The performance of the four corner Kirkpatrick-Baez optic 30 may be significantly increased by utilizing multi-layer or graded-d multi-layer Bragg mirrors as the x-ray reflection surface. As discussed previously, the flux output of a multi-layer could be greater than five times that of other x-ray reflection technology and has the ability to reflected selected frequency bands of x-rays. The output of the four corner optic 30 may then be configured to be a narrow frequency band, monochomatic, or frequency selectable polychromatic output. The d-spacing and curvature could be configured to reflect different wavelengths for different corners or segments.

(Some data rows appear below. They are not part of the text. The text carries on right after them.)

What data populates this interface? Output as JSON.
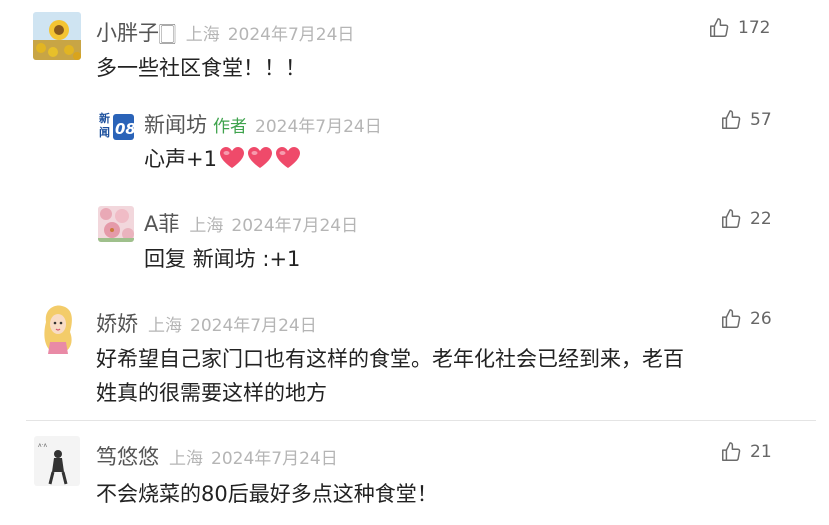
{
  "colors": {
    "author_tag": "#3fa34d",
    "meta_gray": "#b5b5b5",
    "name_gray": "#555555",
    "text": "#222222",
    "heart": "#ef4a6a"
  },
  "comments": [
    {
      "name": "小胖子🀆",
      "location": "上海",
      "date": "2024年7月24日",
      "likes": "172",
      "text": "多一些社区食堂！！！",
      "avatar_icon": "sunflower-field-avatar-icon"
    },
    {
      "name": "新闻坊",
      "author_tag": "作者",
      "date": "2024年7月24日",
      "likes": "57",
      "text": "心声+1",
      "emoji_count": 3,
      "avatar_icon": "xinwenfang-logo-avatar-icon"
    },
    {
      "name": "A菲",
      "location": "上海",
      "date": "2024年7月24日",
      "likes": "22",
      "reply_prefix": "回复",
      "reply_to": "新闻坊",
      "text": ":+1",
      "avatar_icon": "pink-blossom-avatar-icon"
    },
    {
      "name": "娇娇",
      "location": "上海",
      "date": "2024年7月24日",
      "likes": "26",
      "text_line1": "好希望自己家门口也有这样的食堂。老年化社会已经到来，老百",
      "text_line2": "姓真的很需要这样的地方",
      "avatar_icon": "cartoon-princess-avatar-icon"
    },
    {
      "name": "笃悠悠",
      "location": "上海",
      "date": "2024年7月24日",
      "likes": "21",
      "text": "不会烧菜的80后最好多点这种食堂！",
      "avatar_icon": "sketch-figure-avatar-icon"
    }
  ]
}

This type of optic 30, when used as beam conditioning optic, can deliver photons at different energy levels by controlling the frequency of the reflected x-rays. When used as an analyzer the optic 30 can select for analysis x-ray frequencies of interest that are transmitted by a sample or other means. In other multiple corner embodiments of the present invention, the number of x-ray frequencies reflected can be increased to create flexible beam conditioning or analysis applications.
As seen in FIG. 5a, when employing the new four corner optic 30 an x-ray aperture assembly 50 may be placed at the entrance zone 32, exit zone(not shown) or both. The aperture assembly can eliminate certain frequency bands of unwanted x-ray beams that will not converge to the focal point of the optic 30 and the optic 30 has a filter medium 54 that will filter coaxial x-ray beams. The filter medium 54 is configured to filter coaxial x-ray beams that travel directly through the four corner optic 30 from the entrance zone 32 to the exit zone. The filter medium may be a bandpass, highpass, or lowpass filter but is not limited to such.

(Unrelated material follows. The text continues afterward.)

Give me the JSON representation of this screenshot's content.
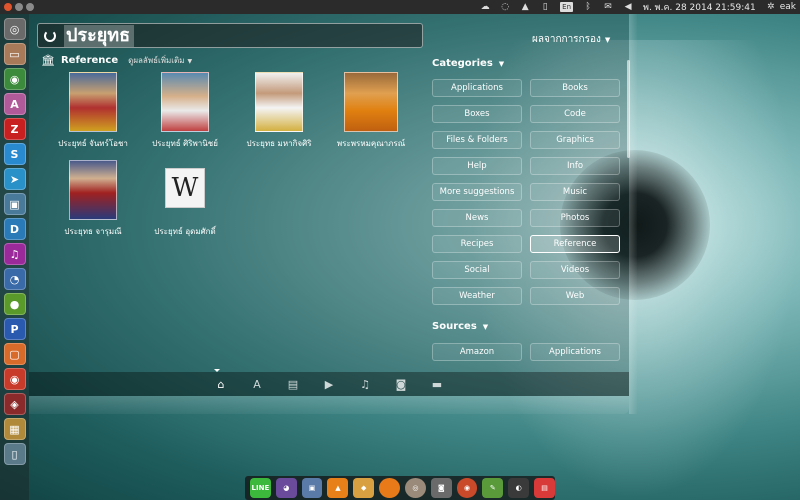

X-ray aperture assembly 50 has entrance apertures 53 which are configured to allow the passage of x-rays that will or have been reflected in two dimensions. X-ray aperture assembly 50 may also be equipped with entrance apertures 52 to allow the passage of selected single bounce x-rays from segments 38, as shown in FIG. 5b.
It is to be understood that the invention is not limited to the exact construction illustrated and described above, but that various changes and modifications may be made without departing from the spirit and scope of the invention as defined in the following claims.